Task requirements: Using the data below, report how many lines hold the word "this". Include nothing else in the reply.

Dataset extract:
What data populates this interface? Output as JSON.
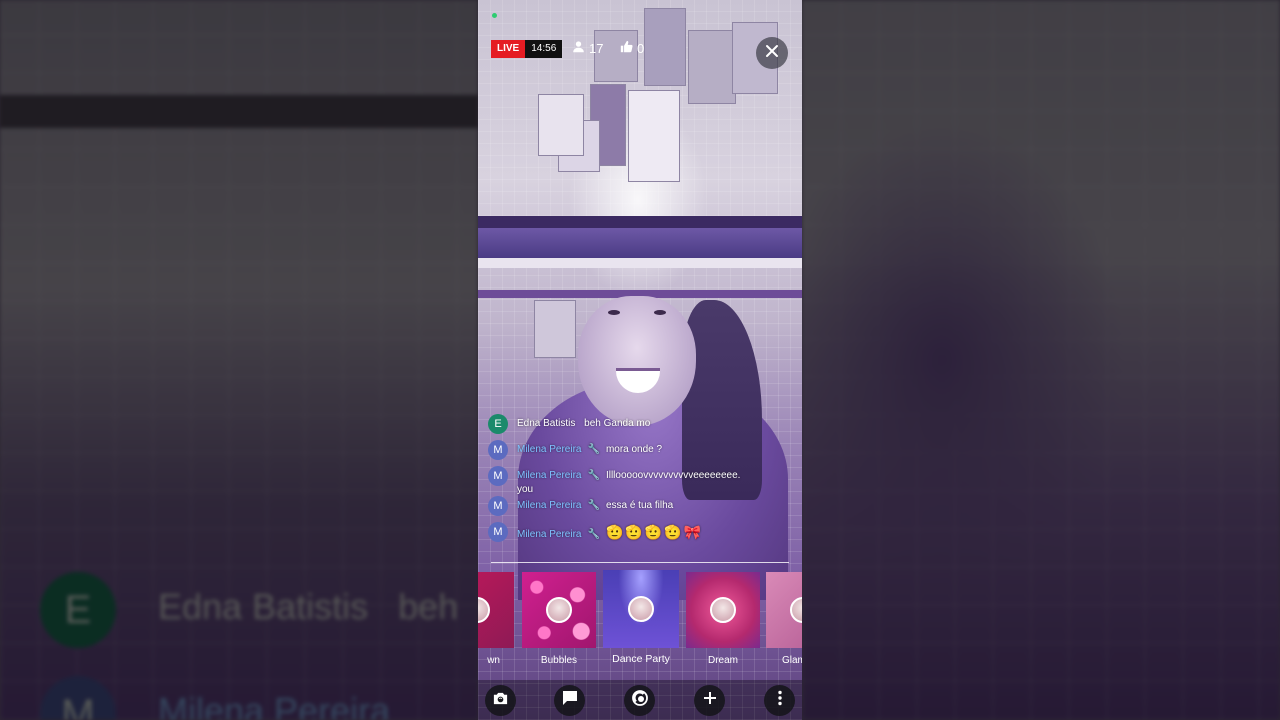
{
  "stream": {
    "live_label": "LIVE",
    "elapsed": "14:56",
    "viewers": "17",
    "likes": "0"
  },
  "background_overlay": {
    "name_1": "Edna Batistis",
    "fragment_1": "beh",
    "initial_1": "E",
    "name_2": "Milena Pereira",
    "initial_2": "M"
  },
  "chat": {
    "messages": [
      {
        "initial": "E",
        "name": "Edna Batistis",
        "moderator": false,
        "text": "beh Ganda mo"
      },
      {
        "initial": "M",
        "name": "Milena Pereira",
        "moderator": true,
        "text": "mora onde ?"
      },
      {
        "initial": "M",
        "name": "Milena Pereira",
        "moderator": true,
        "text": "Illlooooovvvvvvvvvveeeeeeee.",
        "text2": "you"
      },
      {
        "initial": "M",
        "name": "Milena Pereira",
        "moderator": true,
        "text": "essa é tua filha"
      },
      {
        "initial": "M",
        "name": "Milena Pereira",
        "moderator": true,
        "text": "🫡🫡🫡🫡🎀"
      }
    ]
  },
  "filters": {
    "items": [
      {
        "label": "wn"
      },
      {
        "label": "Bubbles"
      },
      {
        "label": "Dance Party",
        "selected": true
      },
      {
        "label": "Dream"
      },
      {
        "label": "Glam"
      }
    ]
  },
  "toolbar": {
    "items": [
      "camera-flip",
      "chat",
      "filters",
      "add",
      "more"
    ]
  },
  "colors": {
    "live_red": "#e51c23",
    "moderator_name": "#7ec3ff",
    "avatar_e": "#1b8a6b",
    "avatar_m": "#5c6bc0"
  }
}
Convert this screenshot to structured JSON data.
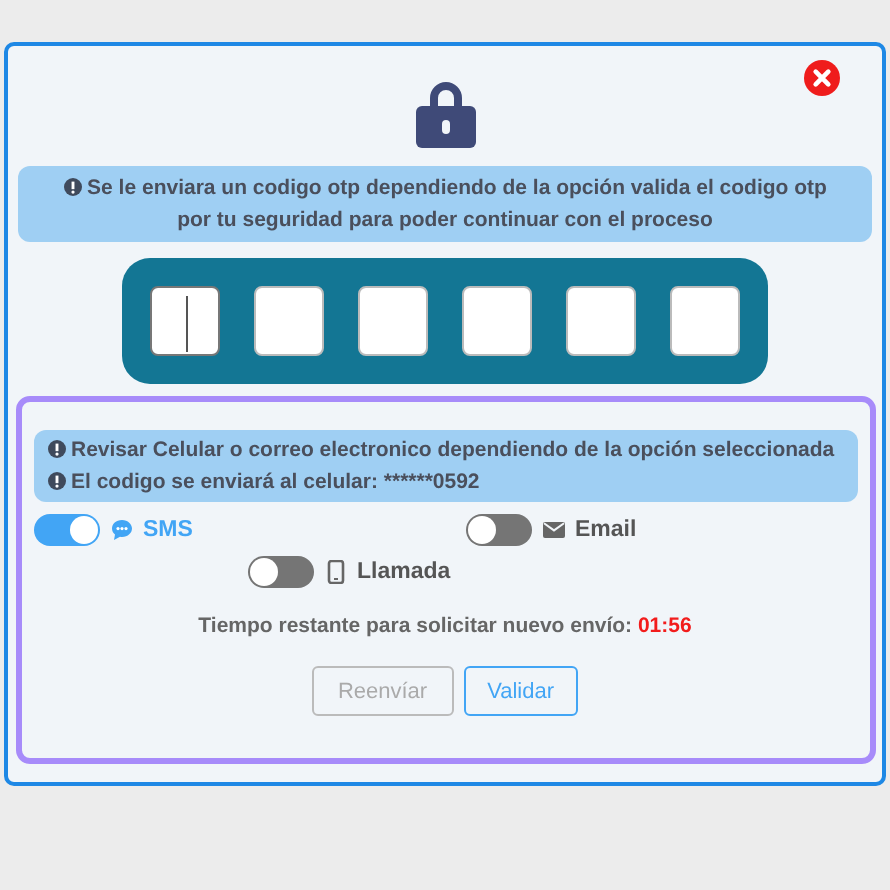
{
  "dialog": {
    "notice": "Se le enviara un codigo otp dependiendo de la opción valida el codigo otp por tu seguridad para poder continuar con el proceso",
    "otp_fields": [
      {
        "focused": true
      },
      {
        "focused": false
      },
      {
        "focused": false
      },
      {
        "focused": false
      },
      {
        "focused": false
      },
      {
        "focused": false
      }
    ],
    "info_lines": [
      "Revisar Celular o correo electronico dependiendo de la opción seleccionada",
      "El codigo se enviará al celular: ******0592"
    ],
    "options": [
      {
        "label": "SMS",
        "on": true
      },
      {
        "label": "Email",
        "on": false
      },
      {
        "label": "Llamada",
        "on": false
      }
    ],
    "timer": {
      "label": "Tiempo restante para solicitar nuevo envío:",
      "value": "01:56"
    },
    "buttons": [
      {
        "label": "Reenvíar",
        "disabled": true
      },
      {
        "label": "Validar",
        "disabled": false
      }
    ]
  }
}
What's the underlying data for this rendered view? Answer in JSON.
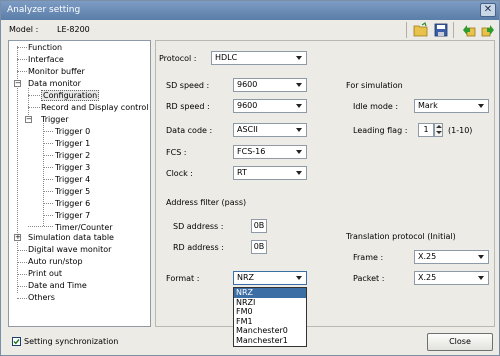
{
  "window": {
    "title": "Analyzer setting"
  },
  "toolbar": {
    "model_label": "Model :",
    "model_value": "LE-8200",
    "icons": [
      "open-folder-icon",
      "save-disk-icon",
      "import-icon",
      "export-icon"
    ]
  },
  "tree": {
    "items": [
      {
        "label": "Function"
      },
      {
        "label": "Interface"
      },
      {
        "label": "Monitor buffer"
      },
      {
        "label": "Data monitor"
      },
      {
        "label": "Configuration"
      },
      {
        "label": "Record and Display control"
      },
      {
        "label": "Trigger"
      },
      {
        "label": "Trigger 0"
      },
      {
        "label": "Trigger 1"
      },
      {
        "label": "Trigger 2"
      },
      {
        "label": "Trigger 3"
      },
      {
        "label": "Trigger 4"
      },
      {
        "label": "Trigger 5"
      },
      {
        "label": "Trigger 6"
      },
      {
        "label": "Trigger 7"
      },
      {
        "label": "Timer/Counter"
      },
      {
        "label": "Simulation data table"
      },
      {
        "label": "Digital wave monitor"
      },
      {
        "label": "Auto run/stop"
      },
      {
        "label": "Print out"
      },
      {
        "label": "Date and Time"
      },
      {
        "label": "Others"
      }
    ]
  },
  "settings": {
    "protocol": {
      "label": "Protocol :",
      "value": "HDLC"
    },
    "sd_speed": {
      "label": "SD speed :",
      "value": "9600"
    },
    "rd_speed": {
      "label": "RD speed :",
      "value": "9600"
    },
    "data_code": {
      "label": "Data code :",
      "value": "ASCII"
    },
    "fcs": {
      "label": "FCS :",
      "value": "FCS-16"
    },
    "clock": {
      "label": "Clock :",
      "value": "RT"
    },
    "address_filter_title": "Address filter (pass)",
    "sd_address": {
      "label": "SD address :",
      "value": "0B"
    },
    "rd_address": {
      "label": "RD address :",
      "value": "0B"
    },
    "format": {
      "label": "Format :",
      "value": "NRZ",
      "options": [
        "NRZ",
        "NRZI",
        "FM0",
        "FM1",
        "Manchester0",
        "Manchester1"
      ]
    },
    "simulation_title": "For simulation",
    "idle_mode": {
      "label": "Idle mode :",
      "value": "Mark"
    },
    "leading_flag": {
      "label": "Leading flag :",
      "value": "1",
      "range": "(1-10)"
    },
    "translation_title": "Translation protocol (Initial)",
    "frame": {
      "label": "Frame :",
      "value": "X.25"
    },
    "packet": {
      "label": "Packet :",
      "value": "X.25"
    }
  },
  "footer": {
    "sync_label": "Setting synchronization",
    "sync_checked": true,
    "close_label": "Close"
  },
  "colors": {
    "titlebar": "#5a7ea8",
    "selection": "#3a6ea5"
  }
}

Task response: 3